● **Your goal**:
Which lines of the records contain the word "Scanner"? Show each of them.

===============

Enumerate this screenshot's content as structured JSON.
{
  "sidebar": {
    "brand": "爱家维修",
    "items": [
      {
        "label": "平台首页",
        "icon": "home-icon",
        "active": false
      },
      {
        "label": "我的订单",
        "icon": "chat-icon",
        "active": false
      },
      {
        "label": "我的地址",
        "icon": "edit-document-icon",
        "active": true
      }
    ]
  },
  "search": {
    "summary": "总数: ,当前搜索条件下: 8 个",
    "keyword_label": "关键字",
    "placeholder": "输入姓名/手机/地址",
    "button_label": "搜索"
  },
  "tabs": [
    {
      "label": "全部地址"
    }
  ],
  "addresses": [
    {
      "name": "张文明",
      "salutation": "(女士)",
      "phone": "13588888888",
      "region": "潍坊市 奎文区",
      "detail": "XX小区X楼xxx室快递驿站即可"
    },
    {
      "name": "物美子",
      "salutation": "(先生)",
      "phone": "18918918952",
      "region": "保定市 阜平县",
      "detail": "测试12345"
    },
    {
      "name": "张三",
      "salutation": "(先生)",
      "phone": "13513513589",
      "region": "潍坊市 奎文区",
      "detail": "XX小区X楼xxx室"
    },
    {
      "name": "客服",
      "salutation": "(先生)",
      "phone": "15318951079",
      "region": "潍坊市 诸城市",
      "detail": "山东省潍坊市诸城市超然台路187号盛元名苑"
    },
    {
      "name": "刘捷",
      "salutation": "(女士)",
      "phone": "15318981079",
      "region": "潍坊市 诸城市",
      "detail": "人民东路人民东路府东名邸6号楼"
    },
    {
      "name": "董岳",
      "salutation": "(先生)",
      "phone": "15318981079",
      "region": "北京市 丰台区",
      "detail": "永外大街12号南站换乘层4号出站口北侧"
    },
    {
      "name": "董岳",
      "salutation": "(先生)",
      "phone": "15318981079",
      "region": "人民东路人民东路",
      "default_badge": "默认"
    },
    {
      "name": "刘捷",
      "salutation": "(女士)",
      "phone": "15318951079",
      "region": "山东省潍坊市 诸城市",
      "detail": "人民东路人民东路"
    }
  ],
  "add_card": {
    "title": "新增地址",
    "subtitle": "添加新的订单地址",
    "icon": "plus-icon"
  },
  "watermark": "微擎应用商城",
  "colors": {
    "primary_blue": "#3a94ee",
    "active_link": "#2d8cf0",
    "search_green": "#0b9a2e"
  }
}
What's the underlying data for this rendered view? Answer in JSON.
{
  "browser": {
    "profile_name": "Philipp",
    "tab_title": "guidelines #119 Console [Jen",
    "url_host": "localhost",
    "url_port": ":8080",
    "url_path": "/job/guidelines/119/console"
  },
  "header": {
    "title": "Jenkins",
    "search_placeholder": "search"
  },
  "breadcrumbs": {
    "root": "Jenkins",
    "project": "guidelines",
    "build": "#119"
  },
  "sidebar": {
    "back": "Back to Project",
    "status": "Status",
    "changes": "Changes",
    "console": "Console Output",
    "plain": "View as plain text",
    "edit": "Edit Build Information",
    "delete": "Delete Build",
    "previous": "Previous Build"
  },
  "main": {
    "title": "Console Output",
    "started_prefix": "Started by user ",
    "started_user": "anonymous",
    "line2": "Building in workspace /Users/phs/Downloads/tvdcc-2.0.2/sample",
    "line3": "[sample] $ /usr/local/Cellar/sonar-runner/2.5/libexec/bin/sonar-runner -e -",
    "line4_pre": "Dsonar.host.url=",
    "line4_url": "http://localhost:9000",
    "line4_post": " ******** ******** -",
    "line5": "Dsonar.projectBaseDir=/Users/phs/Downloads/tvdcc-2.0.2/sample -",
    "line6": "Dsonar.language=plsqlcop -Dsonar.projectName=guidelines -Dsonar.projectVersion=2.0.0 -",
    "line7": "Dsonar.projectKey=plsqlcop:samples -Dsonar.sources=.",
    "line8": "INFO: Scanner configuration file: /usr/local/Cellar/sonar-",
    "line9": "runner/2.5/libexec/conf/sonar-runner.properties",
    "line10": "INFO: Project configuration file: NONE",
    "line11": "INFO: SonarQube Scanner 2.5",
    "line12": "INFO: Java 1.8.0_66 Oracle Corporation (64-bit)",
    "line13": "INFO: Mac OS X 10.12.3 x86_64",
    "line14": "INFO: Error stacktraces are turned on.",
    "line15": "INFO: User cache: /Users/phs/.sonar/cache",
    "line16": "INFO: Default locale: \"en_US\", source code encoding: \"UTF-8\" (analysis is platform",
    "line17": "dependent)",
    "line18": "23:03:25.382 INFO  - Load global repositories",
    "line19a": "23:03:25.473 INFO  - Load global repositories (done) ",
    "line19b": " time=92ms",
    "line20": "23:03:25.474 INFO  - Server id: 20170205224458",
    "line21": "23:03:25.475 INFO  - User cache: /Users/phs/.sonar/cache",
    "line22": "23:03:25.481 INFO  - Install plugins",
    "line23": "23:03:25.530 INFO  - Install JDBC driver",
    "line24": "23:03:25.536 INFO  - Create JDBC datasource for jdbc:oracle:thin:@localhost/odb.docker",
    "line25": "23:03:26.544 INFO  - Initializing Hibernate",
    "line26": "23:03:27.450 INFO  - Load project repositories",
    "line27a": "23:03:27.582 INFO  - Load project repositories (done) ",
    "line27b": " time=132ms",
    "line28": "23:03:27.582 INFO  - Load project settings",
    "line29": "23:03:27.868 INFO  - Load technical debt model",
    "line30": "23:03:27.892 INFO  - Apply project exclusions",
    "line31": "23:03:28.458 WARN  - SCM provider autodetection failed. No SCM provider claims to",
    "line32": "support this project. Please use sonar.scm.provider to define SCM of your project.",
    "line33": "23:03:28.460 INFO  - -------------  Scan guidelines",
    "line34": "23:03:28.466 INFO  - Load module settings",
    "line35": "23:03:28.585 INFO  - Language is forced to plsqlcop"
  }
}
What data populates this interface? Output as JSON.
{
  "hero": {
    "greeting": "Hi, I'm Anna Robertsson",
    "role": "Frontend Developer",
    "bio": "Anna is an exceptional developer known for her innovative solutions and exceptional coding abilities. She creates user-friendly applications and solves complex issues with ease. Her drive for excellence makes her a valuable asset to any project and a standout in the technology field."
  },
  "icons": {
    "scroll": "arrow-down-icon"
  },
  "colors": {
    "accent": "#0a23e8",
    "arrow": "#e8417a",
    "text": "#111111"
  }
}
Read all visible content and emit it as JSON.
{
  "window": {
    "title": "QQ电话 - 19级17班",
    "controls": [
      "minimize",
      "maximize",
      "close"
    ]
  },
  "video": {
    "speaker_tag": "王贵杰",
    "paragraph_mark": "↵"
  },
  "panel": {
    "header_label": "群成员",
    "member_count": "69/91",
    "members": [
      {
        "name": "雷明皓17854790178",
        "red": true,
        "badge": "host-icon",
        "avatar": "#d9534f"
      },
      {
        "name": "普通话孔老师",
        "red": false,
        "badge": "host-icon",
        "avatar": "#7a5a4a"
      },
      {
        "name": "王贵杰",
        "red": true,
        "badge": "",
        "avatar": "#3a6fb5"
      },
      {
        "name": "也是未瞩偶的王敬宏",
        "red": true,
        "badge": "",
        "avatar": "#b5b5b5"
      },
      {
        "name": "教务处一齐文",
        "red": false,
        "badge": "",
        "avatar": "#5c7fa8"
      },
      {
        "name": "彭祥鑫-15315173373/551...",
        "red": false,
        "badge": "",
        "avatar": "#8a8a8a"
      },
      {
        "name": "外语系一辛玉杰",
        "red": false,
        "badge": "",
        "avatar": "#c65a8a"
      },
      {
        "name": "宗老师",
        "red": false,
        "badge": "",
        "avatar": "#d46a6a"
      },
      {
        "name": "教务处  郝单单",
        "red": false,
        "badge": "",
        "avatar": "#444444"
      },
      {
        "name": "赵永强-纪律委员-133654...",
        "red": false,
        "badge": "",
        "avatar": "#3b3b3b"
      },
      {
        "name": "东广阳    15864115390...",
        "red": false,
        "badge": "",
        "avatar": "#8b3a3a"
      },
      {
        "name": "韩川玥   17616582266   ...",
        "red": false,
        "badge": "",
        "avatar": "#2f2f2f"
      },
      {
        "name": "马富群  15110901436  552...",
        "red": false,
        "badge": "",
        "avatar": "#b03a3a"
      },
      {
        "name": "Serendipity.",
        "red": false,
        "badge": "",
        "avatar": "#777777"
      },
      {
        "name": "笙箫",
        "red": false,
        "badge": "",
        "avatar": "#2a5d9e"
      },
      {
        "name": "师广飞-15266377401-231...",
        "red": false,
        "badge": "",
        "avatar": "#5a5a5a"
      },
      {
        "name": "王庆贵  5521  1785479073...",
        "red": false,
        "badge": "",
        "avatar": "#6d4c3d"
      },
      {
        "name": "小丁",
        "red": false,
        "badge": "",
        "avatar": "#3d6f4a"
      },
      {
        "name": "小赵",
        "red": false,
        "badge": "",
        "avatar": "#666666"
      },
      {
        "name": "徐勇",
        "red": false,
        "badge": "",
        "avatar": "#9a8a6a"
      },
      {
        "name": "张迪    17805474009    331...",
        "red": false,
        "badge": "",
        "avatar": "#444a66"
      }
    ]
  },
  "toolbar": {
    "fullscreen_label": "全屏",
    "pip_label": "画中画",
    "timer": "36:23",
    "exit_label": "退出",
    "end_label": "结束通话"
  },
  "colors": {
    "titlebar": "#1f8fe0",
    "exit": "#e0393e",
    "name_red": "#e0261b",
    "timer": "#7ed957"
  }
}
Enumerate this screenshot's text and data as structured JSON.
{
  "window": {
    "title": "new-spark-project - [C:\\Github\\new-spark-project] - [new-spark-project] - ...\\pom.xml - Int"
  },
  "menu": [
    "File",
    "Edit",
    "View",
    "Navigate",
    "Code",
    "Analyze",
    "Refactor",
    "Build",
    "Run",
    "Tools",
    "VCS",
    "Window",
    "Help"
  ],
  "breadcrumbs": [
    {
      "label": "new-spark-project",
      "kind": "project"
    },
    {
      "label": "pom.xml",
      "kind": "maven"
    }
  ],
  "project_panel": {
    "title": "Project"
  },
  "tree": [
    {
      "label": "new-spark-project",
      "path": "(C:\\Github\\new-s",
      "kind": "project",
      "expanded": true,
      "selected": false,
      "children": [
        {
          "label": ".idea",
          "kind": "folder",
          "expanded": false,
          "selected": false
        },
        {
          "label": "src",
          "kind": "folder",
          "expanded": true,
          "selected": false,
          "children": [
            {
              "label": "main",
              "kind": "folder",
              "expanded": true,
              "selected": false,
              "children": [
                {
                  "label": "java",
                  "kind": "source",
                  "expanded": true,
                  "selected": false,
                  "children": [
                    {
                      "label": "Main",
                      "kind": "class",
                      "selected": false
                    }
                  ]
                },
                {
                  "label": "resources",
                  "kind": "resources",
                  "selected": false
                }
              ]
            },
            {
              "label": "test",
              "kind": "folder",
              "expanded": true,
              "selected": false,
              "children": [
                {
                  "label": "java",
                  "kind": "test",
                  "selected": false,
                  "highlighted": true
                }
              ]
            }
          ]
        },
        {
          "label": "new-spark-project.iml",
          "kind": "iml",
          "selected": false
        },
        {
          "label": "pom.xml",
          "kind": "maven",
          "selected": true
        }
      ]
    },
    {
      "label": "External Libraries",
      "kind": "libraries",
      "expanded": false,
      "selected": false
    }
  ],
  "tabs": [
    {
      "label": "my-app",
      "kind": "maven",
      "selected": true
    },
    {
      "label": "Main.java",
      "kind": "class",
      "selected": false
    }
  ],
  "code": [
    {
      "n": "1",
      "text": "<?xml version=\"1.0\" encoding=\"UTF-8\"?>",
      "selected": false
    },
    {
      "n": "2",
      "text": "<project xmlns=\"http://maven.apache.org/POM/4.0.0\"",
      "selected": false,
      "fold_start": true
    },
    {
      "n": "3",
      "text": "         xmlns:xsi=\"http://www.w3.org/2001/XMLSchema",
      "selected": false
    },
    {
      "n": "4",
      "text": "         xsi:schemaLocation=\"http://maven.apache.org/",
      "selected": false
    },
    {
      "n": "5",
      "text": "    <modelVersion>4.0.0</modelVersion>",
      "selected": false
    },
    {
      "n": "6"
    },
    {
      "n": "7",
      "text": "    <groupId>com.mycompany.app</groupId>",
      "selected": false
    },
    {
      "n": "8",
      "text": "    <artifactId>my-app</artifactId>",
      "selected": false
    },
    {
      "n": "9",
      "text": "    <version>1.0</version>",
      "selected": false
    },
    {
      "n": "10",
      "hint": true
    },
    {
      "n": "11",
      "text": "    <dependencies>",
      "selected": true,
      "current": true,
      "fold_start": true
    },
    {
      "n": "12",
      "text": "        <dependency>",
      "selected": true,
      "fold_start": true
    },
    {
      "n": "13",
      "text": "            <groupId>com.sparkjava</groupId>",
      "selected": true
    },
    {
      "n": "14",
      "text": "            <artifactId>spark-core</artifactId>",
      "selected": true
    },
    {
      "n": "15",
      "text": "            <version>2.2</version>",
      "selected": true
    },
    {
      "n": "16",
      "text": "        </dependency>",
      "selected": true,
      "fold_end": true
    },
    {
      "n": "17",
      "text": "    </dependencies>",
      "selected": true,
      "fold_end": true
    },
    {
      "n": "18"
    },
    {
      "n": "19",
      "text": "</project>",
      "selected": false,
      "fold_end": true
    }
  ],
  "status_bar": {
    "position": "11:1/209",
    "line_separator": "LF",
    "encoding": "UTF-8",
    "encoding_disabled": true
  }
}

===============

● **Answer area**:
    "line8": "INFO: Scanner configuration file: /usr/local/Cellar/sonar-",
    "line11": "INFO: SonarQube Scanner 2.5",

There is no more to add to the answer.